And the carnage didn’t end there. The team found that a bevy of arthropod-eating lizards, birds and frogs had fallen sharply in abundance as well.
In the minds of many ecologists, a widespread collapse of arthropods could be downright apocalyptic. Arthropods pollinate some of our most important food crops and thousands of wild plant species, disperse seeds, recycle nutrients and form key links in food chains that sustain entire webs of life.
This ecological ubiquity arises because arthropods are so abundant and diverse, comprising at least two-thirds of all known species on Earth. In the 1940s, evolutionary biologist J. B. S. Haldane quipped that “God has an inordinate fondness for beetles.” Humans might think we rule the world, but the planet really belongs to arthropods.
Killer heat waves
The researchers who documented the arthropod collapse in Puerto Rico considered a variety of possible causes, including pesticides and habitat disruption. But the evidence kept pointing to another driver: rising temperatures.
Weather stations in Puerto Rico indicate that temperatures there have risen progressively in the past several decades – by 2℃ on average.
But the researchers are far less worried about a gradual increase in temperature than the intensification of heat waves—which have risen markedly in Puerto Rico. This is because nearly all living species have thresholds of temperature tolerance.
For example, research in Australia has shown that at 41℃, flying foxes become badly heat-stressed, struggling to find shade and flapping their wings desperately to stay cool.

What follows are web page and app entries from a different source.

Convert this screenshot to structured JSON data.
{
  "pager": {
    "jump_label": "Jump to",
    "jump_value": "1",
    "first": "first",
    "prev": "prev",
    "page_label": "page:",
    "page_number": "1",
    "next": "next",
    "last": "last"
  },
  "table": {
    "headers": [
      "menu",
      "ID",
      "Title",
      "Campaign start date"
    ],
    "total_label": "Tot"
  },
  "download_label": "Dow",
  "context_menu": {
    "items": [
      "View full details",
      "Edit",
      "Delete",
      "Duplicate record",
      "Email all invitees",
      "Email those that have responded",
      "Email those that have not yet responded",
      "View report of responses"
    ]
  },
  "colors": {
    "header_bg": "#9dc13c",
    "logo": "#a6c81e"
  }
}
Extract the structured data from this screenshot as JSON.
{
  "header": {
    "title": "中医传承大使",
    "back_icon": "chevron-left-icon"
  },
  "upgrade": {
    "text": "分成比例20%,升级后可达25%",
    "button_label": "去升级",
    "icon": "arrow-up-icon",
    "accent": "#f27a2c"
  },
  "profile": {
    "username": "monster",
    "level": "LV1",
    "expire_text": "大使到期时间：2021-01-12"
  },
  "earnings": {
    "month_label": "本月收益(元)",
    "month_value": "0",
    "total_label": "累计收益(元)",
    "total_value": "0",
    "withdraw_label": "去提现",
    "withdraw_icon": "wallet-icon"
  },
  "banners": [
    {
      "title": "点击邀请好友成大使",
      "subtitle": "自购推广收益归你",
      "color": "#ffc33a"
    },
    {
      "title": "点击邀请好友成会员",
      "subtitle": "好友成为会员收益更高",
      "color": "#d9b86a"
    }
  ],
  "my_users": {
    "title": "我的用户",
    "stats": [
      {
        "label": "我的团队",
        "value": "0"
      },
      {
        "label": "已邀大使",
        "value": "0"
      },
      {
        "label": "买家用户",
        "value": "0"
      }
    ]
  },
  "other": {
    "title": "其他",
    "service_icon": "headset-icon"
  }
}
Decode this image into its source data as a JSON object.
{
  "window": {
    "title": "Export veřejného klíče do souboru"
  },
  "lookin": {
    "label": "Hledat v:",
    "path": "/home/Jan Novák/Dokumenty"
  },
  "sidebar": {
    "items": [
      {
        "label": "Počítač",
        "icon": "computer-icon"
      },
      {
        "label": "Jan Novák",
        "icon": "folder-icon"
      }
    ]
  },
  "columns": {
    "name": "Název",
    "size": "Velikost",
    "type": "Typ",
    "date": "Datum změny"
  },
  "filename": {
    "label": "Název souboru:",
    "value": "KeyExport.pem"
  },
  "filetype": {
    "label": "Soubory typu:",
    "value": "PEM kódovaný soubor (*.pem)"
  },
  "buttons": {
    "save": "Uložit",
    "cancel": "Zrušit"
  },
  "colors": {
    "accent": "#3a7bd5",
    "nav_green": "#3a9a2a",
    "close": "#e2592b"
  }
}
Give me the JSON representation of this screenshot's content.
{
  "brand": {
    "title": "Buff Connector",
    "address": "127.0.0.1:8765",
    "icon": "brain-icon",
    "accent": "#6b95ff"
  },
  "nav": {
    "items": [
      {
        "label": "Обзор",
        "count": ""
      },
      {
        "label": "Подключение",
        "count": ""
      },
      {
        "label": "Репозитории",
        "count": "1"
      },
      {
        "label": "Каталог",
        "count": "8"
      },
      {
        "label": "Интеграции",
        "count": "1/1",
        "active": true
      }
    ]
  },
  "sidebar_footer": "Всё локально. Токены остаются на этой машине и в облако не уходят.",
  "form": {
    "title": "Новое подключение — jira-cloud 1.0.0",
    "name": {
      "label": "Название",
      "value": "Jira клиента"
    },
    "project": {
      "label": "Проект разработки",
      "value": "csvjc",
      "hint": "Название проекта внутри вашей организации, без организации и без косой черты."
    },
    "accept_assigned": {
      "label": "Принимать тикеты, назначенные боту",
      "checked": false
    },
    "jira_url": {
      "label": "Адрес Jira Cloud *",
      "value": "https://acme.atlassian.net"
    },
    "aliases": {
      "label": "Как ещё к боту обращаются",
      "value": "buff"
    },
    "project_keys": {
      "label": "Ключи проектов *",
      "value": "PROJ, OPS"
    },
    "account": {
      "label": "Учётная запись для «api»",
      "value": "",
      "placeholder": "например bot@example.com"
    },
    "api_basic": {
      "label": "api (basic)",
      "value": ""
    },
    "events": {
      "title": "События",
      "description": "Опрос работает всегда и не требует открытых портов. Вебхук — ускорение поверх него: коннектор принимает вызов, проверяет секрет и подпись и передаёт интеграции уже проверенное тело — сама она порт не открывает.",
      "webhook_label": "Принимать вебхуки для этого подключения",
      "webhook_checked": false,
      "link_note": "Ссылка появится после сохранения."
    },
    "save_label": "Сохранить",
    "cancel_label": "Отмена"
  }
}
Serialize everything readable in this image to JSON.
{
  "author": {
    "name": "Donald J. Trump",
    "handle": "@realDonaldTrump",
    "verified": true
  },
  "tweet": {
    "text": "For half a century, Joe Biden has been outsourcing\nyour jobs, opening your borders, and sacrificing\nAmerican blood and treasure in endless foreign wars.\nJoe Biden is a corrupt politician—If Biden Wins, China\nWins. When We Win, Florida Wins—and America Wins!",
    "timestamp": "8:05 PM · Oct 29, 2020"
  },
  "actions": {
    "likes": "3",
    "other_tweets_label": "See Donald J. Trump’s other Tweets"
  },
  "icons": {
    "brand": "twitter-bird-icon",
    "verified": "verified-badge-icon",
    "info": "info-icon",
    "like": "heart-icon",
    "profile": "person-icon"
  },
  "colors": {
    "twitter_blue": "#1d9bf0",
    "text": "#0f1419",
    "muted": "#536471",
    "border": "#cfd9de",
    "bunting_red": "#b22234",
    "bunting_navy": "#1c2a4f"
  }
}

But nudge the thermometer up just one more degree, to 42℃, and the bats suddenly die.
In November, heat waves that peaked above 42℃ in north Queensland killed off almost a third of the region’s Spectacled Flying Foxes. The ground beneath bat colonies was littered with tens of thousands of dead animals. Dedicated animal carers could only save a small fraction of the dying bats.
The El Niño connection
El Niño events – fluctuations in Pacific sea-surface temperatures that drive multi-year variations in weather across large swaths of the planet – are also part of this story. New research appears to be resolving longstanding uncertainties about El Niños and global warming.
Recent studies published in Nature and Geophysical Research Letters suggest global warming will in fact intensify El Niños – causing affected areas to suffer even more intensively from droughts and heat waves.
And this ties back to Puerto Rico, because the researchers there believe a series of unusually intense El Niño heatwaves were the cause the arthropod Armageddon. If they’re right then global warming was the gun, but El Niño pulled the trigger.
Beyond heat waves
Puerto Rico is certainly not the only place on Earth that has suffered severe declines in arthropods. Robust studies in Europe, North America, Australia and other locales have revealed big arthropod declines as well.
And while climatic factors have contributed to some of these declines, it’s clear that many other environmental changes, such as habitat disruption, pesticides, introduced pathogens and light pollution, are also taking heavy tolls.
So, at a planetary scale, arthropods are suffering from a wide variety of environmental insults. There’s no single reason why their populations are collapsing.
The bottom line is: we’re changing our world in many different ways at once. And the myriad little creatures that play so many critical roles in the fabric of life are struggling to survive the onslaught.